Harald the Younger (from "Herioldus iunior", how he is named in the Annales Xantenses) was a Viking leader and a member of the Danish royal family. He has sometimes been mistakenly identified with Harald Klak, who was in fact his uncle and probable namesake. His brother was Rorik of Dorestad.
In 841 the Emperor Lothair I granted the isle of Walcheren to Harald and his brother as a fief (beneficium) rewarding him for the attacks he had launched against Lothair's father, Louis the Pious, during the civil wars of the 830s. Since at the time Harald was a pagan, whereas the population of Walcheren was Christian, this incident is probably the basis for the contemporary historian Nithard's claim that Lothair placed a Christian population in submission to a group of Northmen and gave them licence to plunder the Christian territories of his enemies in the same year. Between 840 and 843 Lothair was engaged in a civil war with his brothers Louis the German and Charles the Bald, and Nithard records that Harald was present in his army in 842. Not long thereafter Harald died and his brother was forced to flee to the court of Louis the German, where he spent several years.

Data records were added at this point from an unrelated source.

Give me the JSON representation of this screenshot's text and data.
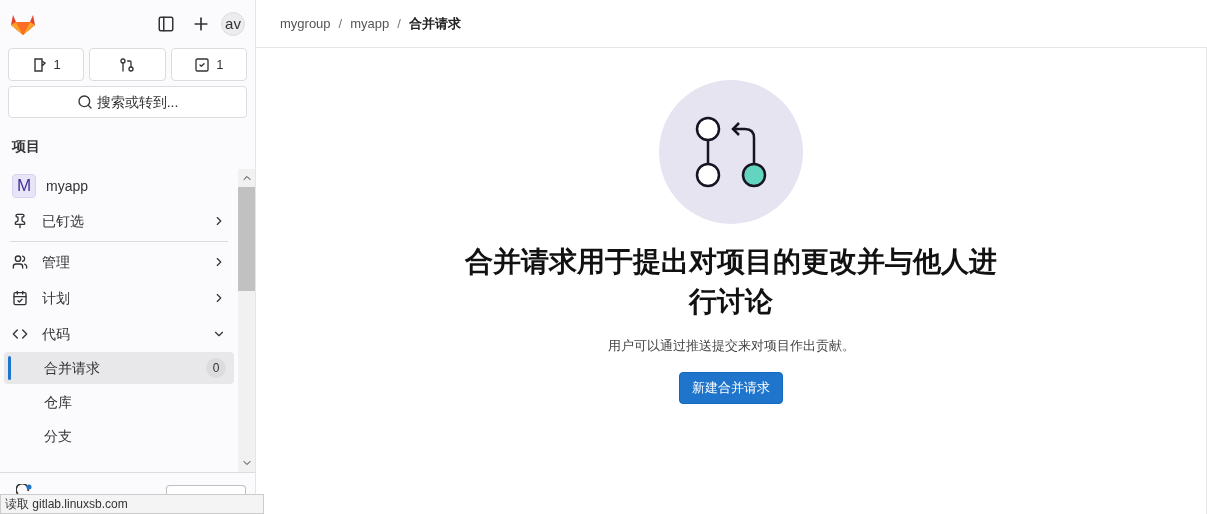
{
  "sidebar": {
    "avatar": "av",
    "counters": [
      {
        "kind": "issues",
        "count": "1"
      },
      {
        "kind": "merge_requests"
      },
      {
        "kind": "todos",
        "count": "1"
      }
    ],
    "search": {
      "placeholder": "搜索或转到..."
    },
    "heading": "项目",
    "project": {
      "initial": "M",
      "name": "myapp"
    },
    "sections": [
      {
        "label": "已钉选",
        "expanded": false
      },
      {
        "label": "管理",
        "expanded": false
      },
      {
        "label": "计划",
        "expanded": false
      },
      {
        "label": "代码",
        "expanded": true,
        "children": [
          {
            "label": "合并请求",
            "selected": true,
            "count": "0"
          },
          {
            "label": "仓库",
            "selected": false
          },
          {
            "label": "分支",
            "selected": false
          }
        ]
      }
    ]
  },
  "breadcrumb": {
    "separator": "/",
    "items": [
      "mygroup",
      "myapp",
      "合并请求"
    ]
  },
  "empty_state": {
    "title": "合并请求用于提出对项目的更改并与他人进行讨论",
    "description": "用户可以通过推送提交来对项目作出贡献。",
    "button": "新建合并请求"
  },
  "status_bar": "读取 gitlab.linuxsb.com"
}
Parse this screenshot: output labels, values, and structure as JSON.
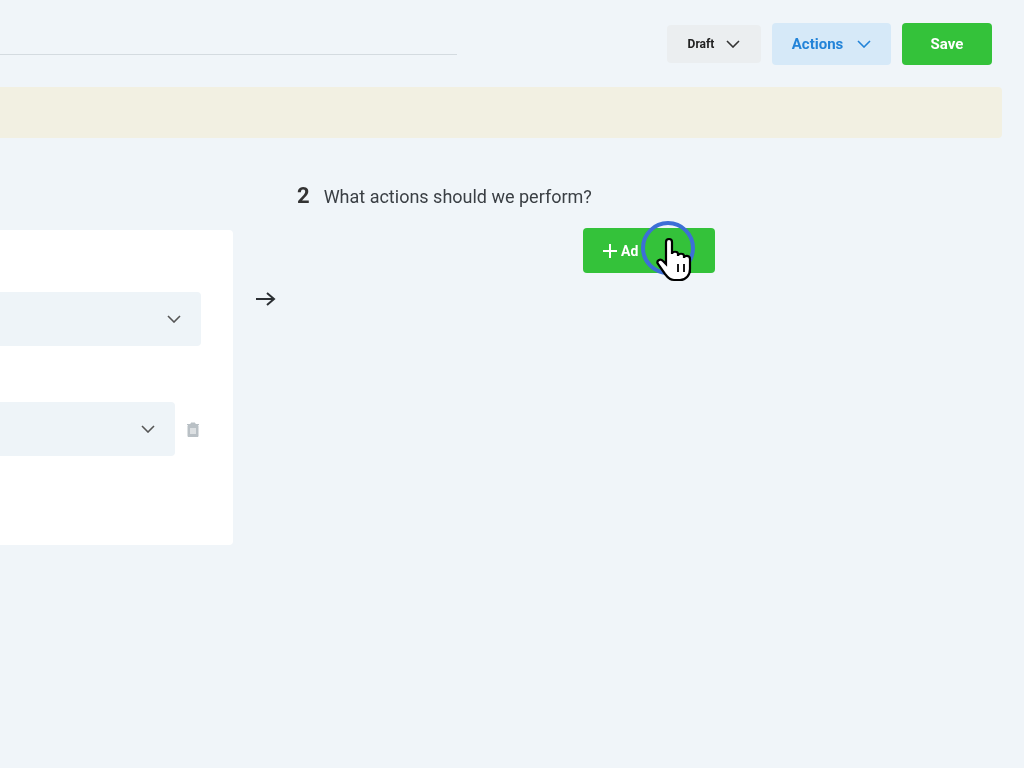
{
  "header": {
    "status_select": {
      "value": "Draft"
    },
    "actions_menu": {
      "label": "Actions"
    },
    "save_button": {
      "label": "Save"
    }
  },
  "rule_card": {
    "selects": [
      {
        "kind": "plain"
      },
      {
        "kind": "removable"
      }
    ]
  },
  "actions_step": {
    "number": "2",
    "question": "What actions should we perform?",
    "add_button": {
      "label": "Ad"
    }
  }
}
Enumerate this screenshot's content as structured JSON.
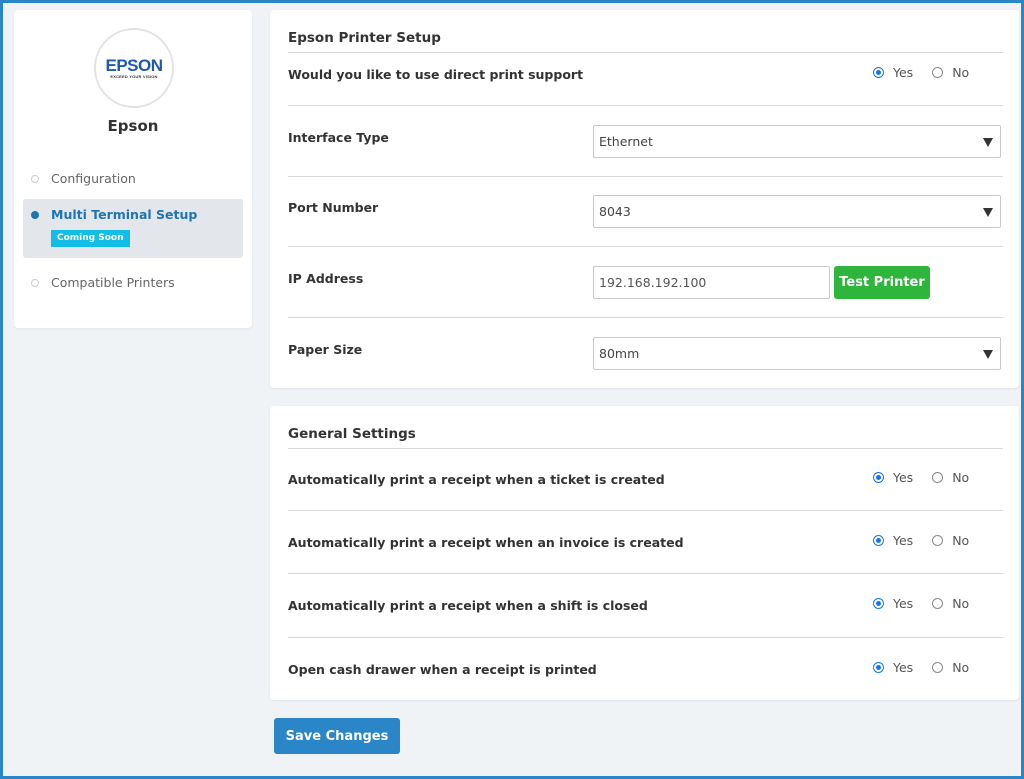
{
  "sidebar": {
    "logo": {
      "word": "EPSON",
      "tagline": "EXCEED YOUR VISION"
    },
    "brand_name": "Epson",
    "items": [
      {
        "label": "Configuration",
        "active": false
      },
      {
        "label": "Multi Terminal Setup",
        "active": true,
        "badge": "Coming Soon"
      },
      {
        "label": "Compatible Printers",
        "active": false
      }
    ]
  },
  "printer_setup": {
    "title": "Epson Printer Setup",
    "direct_print": {
      "label": "Would you like to use direct print support",
      "yes": "Yes",
      "no": "No",
      "selected": "Yes"
    },
    "interface_type": {
      "label": "Interface Type",
      "value": "Ethernet"
    },
    "port_number": {
      "label": "Port Number",
      "value": "8043"
    },
    "ip_address": {
      "label": "IP Address",
      "value": "192.168.192.100",
      "test_button": "Test Printer"
    },
    "paper_size": {
      "label": "Paper Size",
      "value": "80mm"
    }
  },
  "general_settings": {
    "title": "General Settings",
    "rows": [
      {
        "label": "Automatically print a receipt when a ticket is created",
        "yes": "Yes",
        "no": "No",
        "selected": "Yes"
      },
      {
        "label": "Automatically print a receipt when an invoice is created",
        "yes": "Yes",
        "no": "No",
        "selected": "Yes"
      },
      {
        "label": "Automatically print a receipt when a shift is closed",
        "yes": "Yes",
        "no": "No",
        "selected": "Yes"
      },
      {
        "label": "Open cash drawer when a receipt is printed",
        "yes": "Yes",
        "no": "No",
        "selected": "Yes"
      }
    ]
  },
  "footer": {
    "save_label": "Save Changes"
  },
  "colors": {
    "accent": "#2b86c8",
    "active_nav": "#1f74b3",
    "badge": "#13bee6",
    "test_button": "#2db53c",
    "radio": "#1a73e8"
  }
}
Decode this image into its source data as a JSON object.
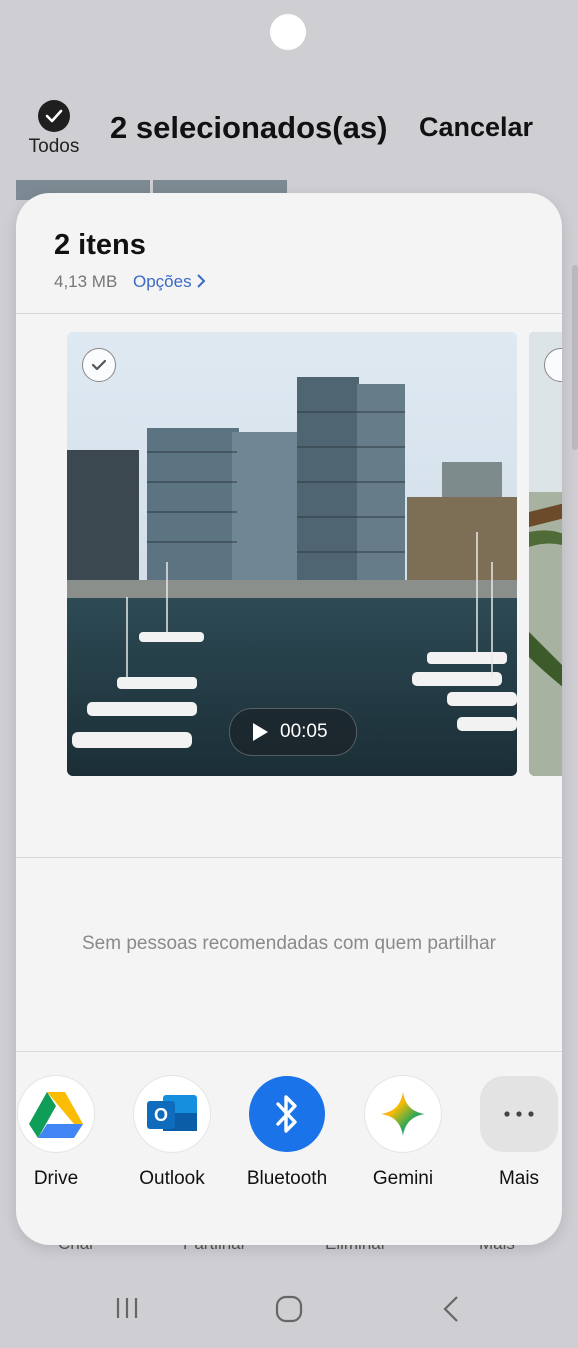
{
  "header": {
    "select_all_label": "Todos",
    "title": "2 selecionados(as)",
    "cancel_label": "Cancelar"
  },
  "behind_nav": [
    "Criar",
    "Partilhar",
    "Eliminar",
    "Mais"
  ],
  "sheet": {
    "title": "2 itens",
    "size": "4,13 MB",
    "options_label": "Opções",
    "video_duration": "00:05",
    "no_people_text": "Sem pessoas recomendadas com quem partilhar",
    "apps": [
      {
        "name": "Drive",
        "icon": "google-drive-icon"
      },
      {
        "name": "Outlook",
        "icon": "outlook-icon"
      },
      {
        "name": "Bluetooth",
        "icon": "bluetooth-icon"
      },
      {
        "name": "Gemini",
        "icon": "gemini-icon"
      },
      {
        "name": "Mais",
        "icon": "more-icon"
      }
    ]
  },
  "colors": {
    "accent": "#3a6ac7",
    "bluetooth": "#1a73e8"
  }
}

Although later sources unambiguously describe Harald as a pagan--Prudentius of Troyes, author of the Annales Bertiniani, regarded him as a "persecutor of the Christian faith and a demon-worshipper" and his receipt of a benefice as an "utterly detestable crime"--he may have been baptised as a young man at the imperial court. Harald Klak and his family, perhaps including Harald, were baptised at Mainz in 826, with Lothair standing as godfather. Harald's son Godfrid Haraldsson and one of his nephews remained at the imperial court even after the elder Harald left. Since Godfrid remained allied with Lothair until the mid-840s, it is possible that Harald was his cousin who remained with Lothair after 826 and began raiding Louis the Pious's Frisian lands in 834.